Farewell to John Rylands library with readings full of illuminations
Manchester’s immensely popular music and poetry event Poets and Players is fighting back after being surprisingly snubbed by the Arts Council which has supported it for a good while. But if the organisers were downhearted, they showed no sign of it at Saturday afternoon in the John Rylands library. They are submitting a revised bid and have gleaned plenty of support from poets, players and listeners, which has lifted their spirits.
This was the last event at the Rylands - next time Poets and Players will be back at the reopened and extended Whitworth Gallery. For this last date they produced a wonderful afternoon of poetry with another packed house welcomed by the Jones Quartet (James Jones, Tudor Trita, Daichi Yoshimura and Alexander Dakin), four string players from Chetham’s School of Music who performed Debussy’s Quartet in G Minor which was glorious, particularly the first and second movements which began the second half.
The setting in the Historic Reading Room at the Rylands is particularly conducive to getting the best out of words and music with sunlight streaming through the stained glass and festoons of lights reflected on the glass doors of the bookcases.
Maria Isakova Bennett began the poetry reading from her new pamphlet Caveat and other poems from a project she is undertaking with the Walker Art Gallery in Liverpool.

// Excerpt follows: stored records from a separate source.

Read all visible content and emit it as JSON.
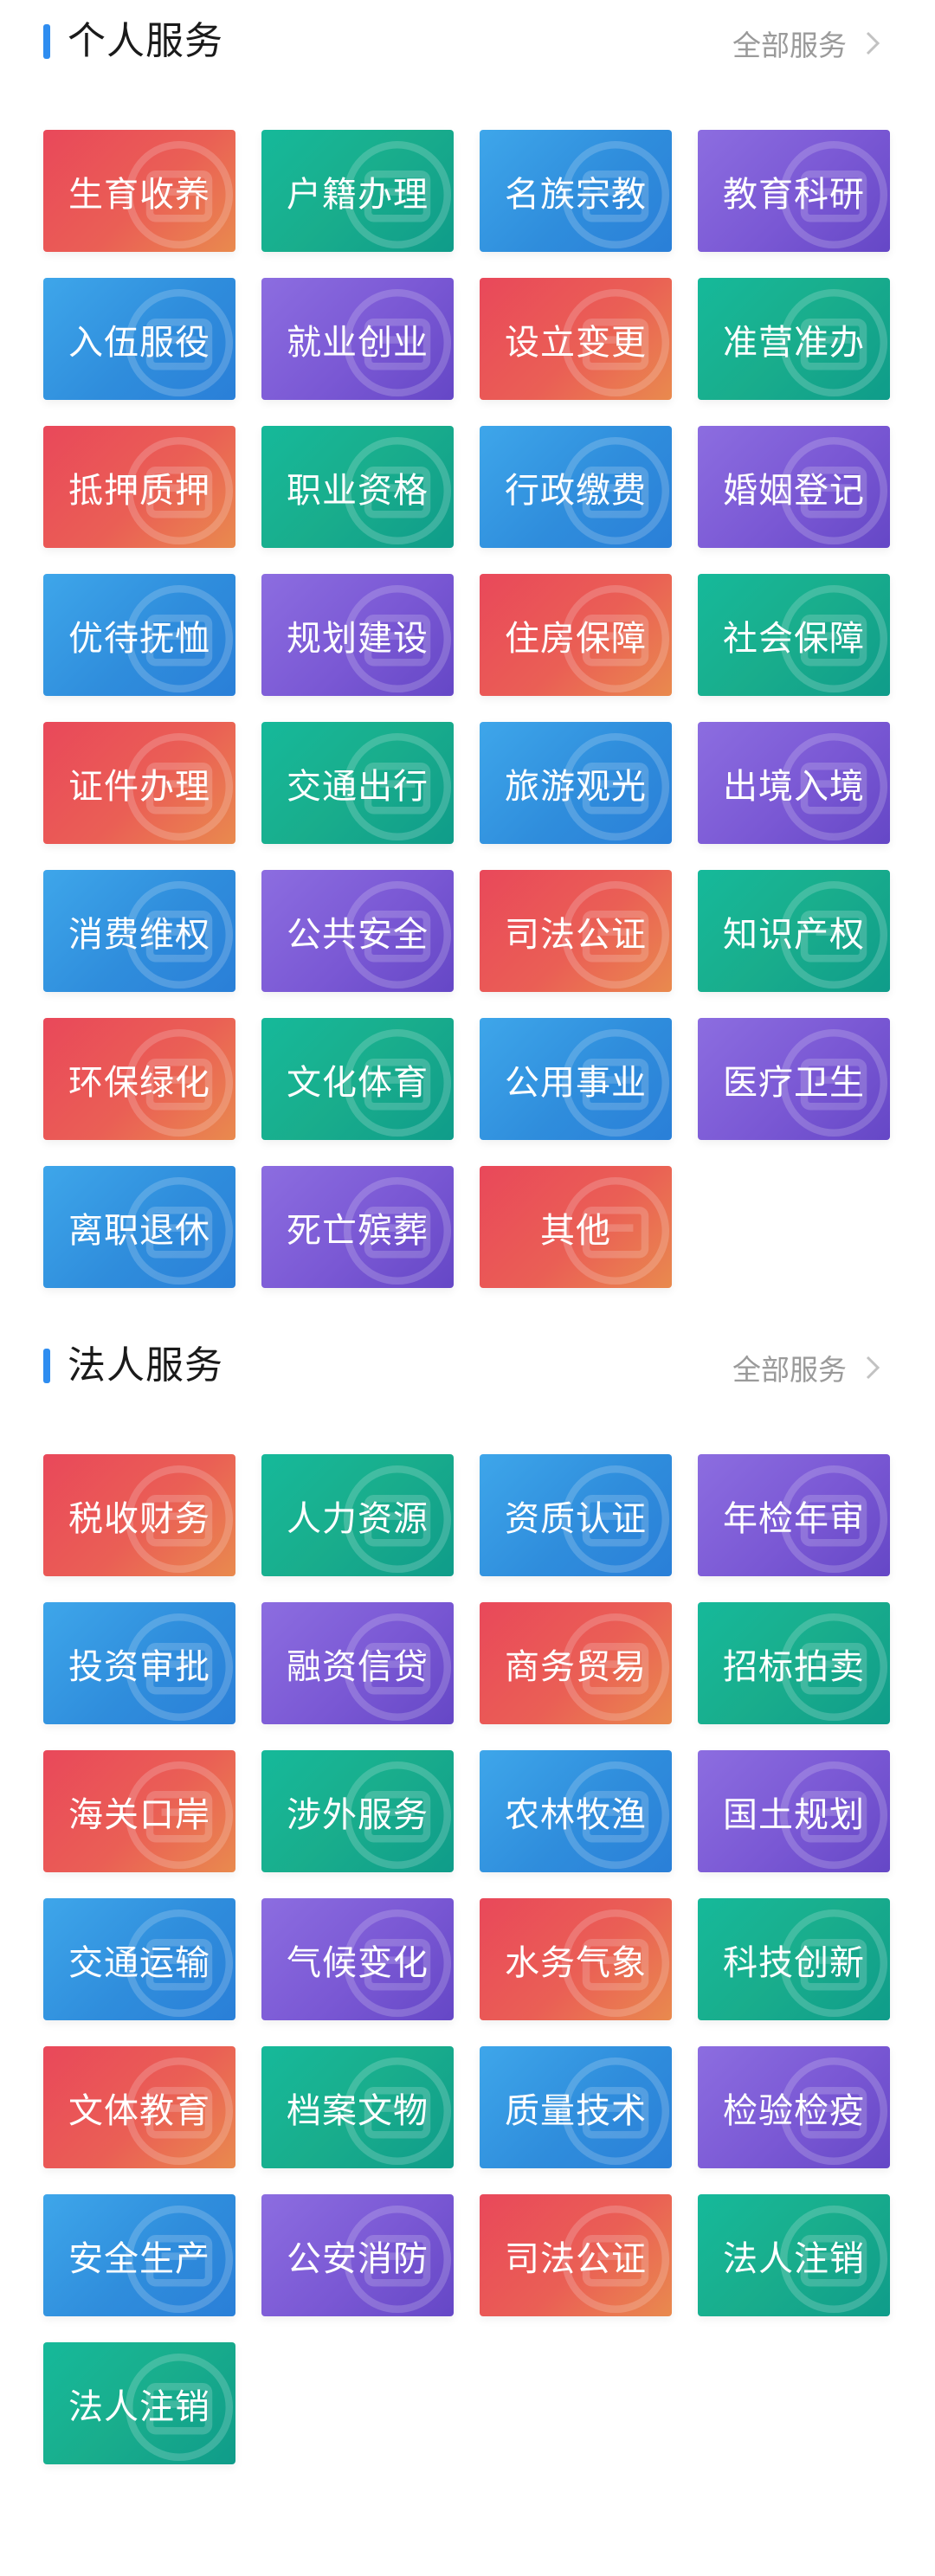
{
  "personal": {
    "title": "个人服务",
    "more_label": "全部服务",
    "items": [
      {
        "label": "生育收养",
        "color": "red",
        "icon": "family-icon"
      },
      {
        "label": "户籍办理",
        "color": "green",
        "icon": "id-card-icon"
      },
      {
        "label": "名族宗教",
        "color": "blue",
        "icon": "temple-icon"
      },
      {
        "label": "教育科研",
        "color": "purple",
        "icon": "flask-icon"
      },
      {
        "label": "入伍服役",
        "color": "blue",
        "icon": "medal-icon"
      },
      {
        "label": "就业创业",
        "color": "purple",
        "icon": "briefcase-icon"
      },
      {
        "label": "设立变更",
        "color": "red",
        "icon": "document-icon"
      },
      {
        "label": "准营准办",
        "color": "green",
        "icon": "license-icon"
      },
      {
        "label": "抵押质押",
        "color": "red",
        "icon": "house-icon"
      },
      {
        "label": "职业资格",
        "color": "green",
        "icon": "certificate-icon"
      },
      {
        "label": "行政缴费",
        "color": "blue",
        "icon": "payment-icon"
      },
      {
        "label": "婚姻登记",
        "color": "purple",
        "icon": "heart-icon"
      },
      {
        "label": "优待抚恤",
        "color": "blue",
        "icon": "care-icon"
      },
      {
        "label": "规划建设",
        "color": "purple",
        "icon": "building-icon"
      },
      {
        "label": "住房保障",
        "color": "red",
        "icon": "home-icon"
      },
      {
        "label": "社会保障",
        "color": "green",
        "icon": "shield-icon"
      },
      {
        "label": "证件办理",
        "color": "red",
        "icon": "card-icon"
      },
      {
        "label": "交通出行",
        "color": "green",
        "icon": "car-icon"
      },
      {
        "label": "旅游观光",
        "color": "blue",
        "icon": "palm-icon"
      },
      {
        "label": "出境入境",
        "color": "purple",
        "icon": "plane-icon"
      },
      {
        "label": "消费维权",
        "color": "blue",
        "icon": "cart-icon"
      },
      {
        "label": "公共安全",
        "color": "purple",
        "icon": "police-icon"
      },
      {
        "label": "司法公证",
        "color": "red",
        "icon": "gavel-icon"
      },
      {
        "label": "知识产权",
        "color": "green",
        "icon": "bulb-icon"
      },
      {
        "label": "环保绿化",
        "color": "red",
        "icon": "sun-icon"
      },
      {
        "label": "文化体育",
        "color": "green",
        "icon": "ball-icon"
      },
      {
        "label": "公用事业",
        "color": "blue",
        "icon": "utility-icon"
      },
      {
        "label": "医疗卫生",
        "color": "purple",
        "icon": "medical-icon"
      },
      {
        "label": "离职退休",
        "color": "blue",
        "icon": "elder-icon"
      },
      {
        "label": "死亡殡葬",
        "color": "purple",
        "icon": "flower-icon"
      },
      {
        "label": "其他",
        "color": "red",
        "icon": "calendar-icon"
      }
    ]
  },
  "legal": {
    "title": "法人服务",
    "more_label": "全部服务",
    "items": [
      {
        "label": "税收财务",
        "color": "red",
        "icon": "tax-icon"
      },
      {
        "label": "人力资源",
        "color": "green",
        "icon": "people-icon"
      },
      {
        "label": "资质认证",
        "color": "blue",
        "icon": "seal-icon"
      },
      {
        "label": "年检年审",
        "color": "purple",
        "icon": "magnifier-icon"
      },
      {
        "label": "投资审批",
        "color": "blue",
        "icon": "chart-icon"
      },
      {
        "label": "融资信贷",
        "color": "purple",
        "icon": "coin-icon"
      },
      {
        "label": "商务贸易",
        "color": "red",
        "icon": "trade-icon"
      },
      {
        "label": "招标拍卖",
        "color": "green",
        "icon": "hammer-icon"
      },
      {
        "label": "海关口岸",
        "color": "red",
        "icon": "ship-icon"
      },
      {
        "label": "涉外服务",
        "color": "green",
        "icon": "globe-icon"
      },
      {
        "label": "农林牧渔",
        "color": "blue",
        "icon": "plant-icon"
      },
      {
        "label": "国土规划",
        "color": "purple",
        "icon": "crane-icon"
      },
      {
        "label": "交通运输",
        "color": "blue",
        "icon": "truck-icon"
      },
      {
        "label": "气候变化",
        "color": "purple",
        "icon": "cloud-icon"
      },
      {
        "label": "水务气象",
        "color": "red",
        "icon": "snow-icon"
      },
      {
        "label": "科技创新",
        "color": "green",
        "icon": "atom-icon"
      },
      {
        "label": "文体教育",
        "color": "red",
        "icon": "book-icon"
      },
      {
        "label": "档案文物",
        "color": "green",
        "icon": "archive-icon"
      },
      {
        "label": "质量技术",
        "color": "blue",
        "icon": "badge-icon"
      },
      {
        "label": "检验检疫",
        "color": "purple",
        "icon": "microscope-icon"
      },
      {
        "label": "安全生产",
        "color": "blue",
        "icon": "helmet-icon"
      },
      {
        "label": "公安消防",
        "color": "purple",
        "icon": "fire-icon"
      },
      {
        "label": "司法公证",
        "color": "red",
        "icon": "gavel-icon"
      },
      {
        "label": "法人注销",
        "color": "green",
        "icon": "stamp-icon"
      },
      {
        "label": "法人注销",
        "color": "green",
        "icon": "stamp-icon"
      }
    ]
  }
}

The artist, poet and teacher from Liverpool was highly commended in the Gregory O’Donoghue poetry competition last year, shortlisted in the Munster Literature Chapbook Competition, and awarded first prize in the Ver open poetry competition. Last month, her debut pamphlet was published by Poetry Bus Press in Ireland.
Many of her poems are landscapes awash with colour and watery, windy atmospheres mixed with deep emotions. But ‘Adrift’, inspired by her time as a homeless centre volunteer is a compelling interior piece with some wonderful pictures.
We serve plates of food –
little rescue rafts on an uncertain sea.
Richie shovels bolognese, his head hits the table.
Coaxed into standing, he slides
Backwards and forwards in unlaced shoes.
‘Come on lad! Come on mate!’
A bruise for a face. He falls and rises, slips
And staggers away between unsteady men.
‘The Paper Tree’ and ‘Looking for the source of madder’ bookended two new works from the Walker Gallery project and she included the eponymous ‘Caveat’ (beware) which summed up what she described as the ever-present theme in her work – absence.
Melissa Lee-Houghton – a Next Generation Poet 2014 - is already working on her third poetry collection. Her second, Beautiful Girls, was a Poetry Book Society recommendation. Her longer pieces are challenging in form and content, but it is hard not to succumb to her blunt, naked spilling of emotion. She said she always felt that she could solve any problem in the universe by talking about it. The most dangerous thing is to keep silent as her anecdote about her granny’s 25-year feud over a misunderstanding illustrated – ‘“five years is enough’.
A new poem ‘Blue Prelude’ - “love a prelude to sorrow” - says in verse what most would bottle up inside. Melissa’s blog (melissaleehoughton.wordpress.com) tells a lot about where she is coming from. ‘That afternoon we listened to Sparklehorse and thought about dying’, inspired by a dear friend - “even though you stole from the shop I worked in” - who went on to commit suicide was tender, wistful and funny in turn. Not easy to listen to, but intensely moving.
John McAuliffe’s A Better Life (2007) was shortlisted for the Forward First Collection Prize and Of All Places (2010) was a Poetry Book Society recommendation. The co-director of Manchester University’s Centre for New Writing and respected critic and teacher dedicated ‘Old Style’ to Poets and Players founder, the late Linda Chase. ‘Aerialist’ was inspired by the true story of a tragic circus performer in Ireland.
Every artist looks after his own props. The balloon
‘exploded into flames’, the cage fell, then the heavy steel ball.
Becoming witnesses, one or two hundred people
thought it was part of the act, fire as magic, whoosh and clatter,
nothing irregular in the mid-air routine.
McAuliffe has a new collection out soon, and read poems from his proof copy. ‘On Earth’ and ‘Astronaut’ were accomplished and marvelously descriptive but my favourite was ‘Shed’ which turned the saga of a secondhand shed into something special – worth buying the new book for that alone, I reckon.
So it’s farewell to the Rylands, which has served Poets and Players brilliantly for the past two years. See you next time back at the Whitworth on 30 May when judge Paul Muldoon and winners of the third annual competition will read poems.